→ PROBLEM TO WORK ON
Note each line in the data below that holds "offset", and copy it.

→ DATASET ENTRIES

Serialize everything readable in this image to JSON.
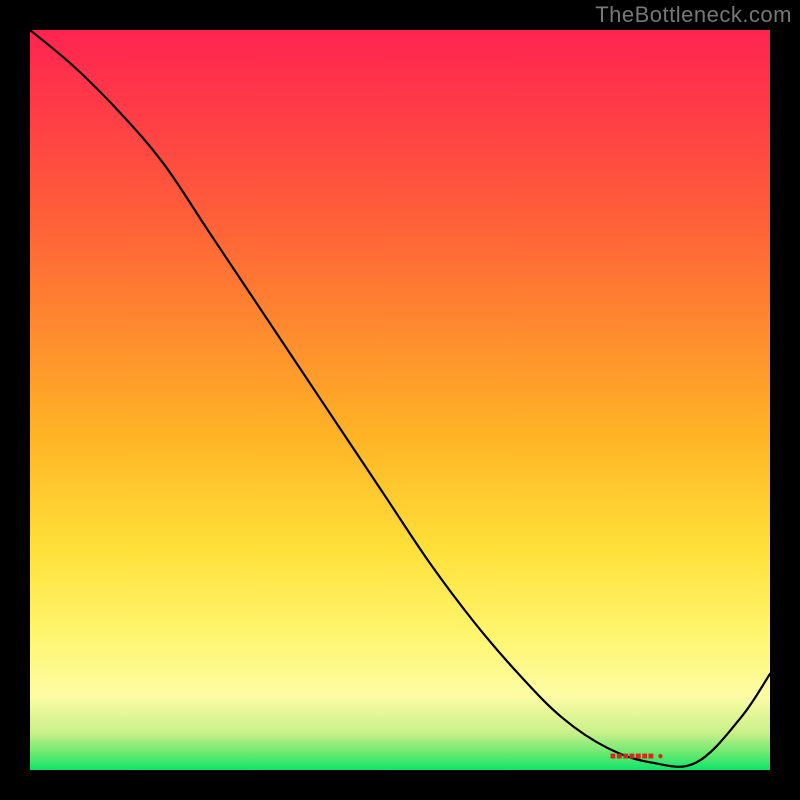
{
  "watermark": "TheBottleneck.com",
  "chart_data": {
    "type": "line",
    "title": "",
    "xlabel": "",
    "ylabel": "",
    "xlim": [
      0,
      100
    ],
    "ylim": [
      0,
      100
    ],
    "annotations": [
      {
        "text": "■■■■■■■ ●",
        "x": 82,
        "y": 1.5
      }
    ],
    "series": [
      {
        "name": "curve",
        "x": [
          0,
          6,
          12,
          18,
          24,
          30,
          36,
          42,
          48,
          54,
          60,
          66,
          72,
          78,
          84,
          90,
          96,
          100
        ],
        "y": [
          100,
          95,
          89,
          82,
          73,
          64,
          55,
          46,
          37,
          28,
          20,
          13,
          7,
          3,
          1,
          1,
          7,
          13
        ]
      }
    ],
    "gradient_stops": [
      {
        "offset": 0,
        "color": "#0FE46B"
      },
      {
        "offset": 0.02,
        "color": "#60E86F"
      },
      {
        "offset": 0.05,
        "color": "#C8F089"
      },
      {
        "offset": 0.1,
        "color": "#FDFCA5"
      },
      {
        "offset": 0.18,
        "color": "#FFF670"
      },
      {
        "offset": 0.3,
        "color": "#FFE039"
      },
      {
        "offset": 0.45,
        "color": "#FFB426"
      },
      {
        "offset": 0.6,
        "color": "#FF892F"
      },
      {
        "offset": 0.75,
        "color": "#FF5E39"
      },
      {
        "offset": 0.9,
        "color": "#FF3A48"
      },
      {
        "offset": 1.0,
        "color": "#FF2450"
      }
    ]
  }
}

→ WRITTEN SOLUTION
        "offset": 0,
        "offset": 0.02,
        "offset": 0.05,
        "offset": 0.1,
        "offset": 0.18,
        "offset": 0.3,
        "offset": 0.45,
        "offset": 0.6,
        "offset": 0.75,
        "offset": 0.9,
        "offset": 1.0,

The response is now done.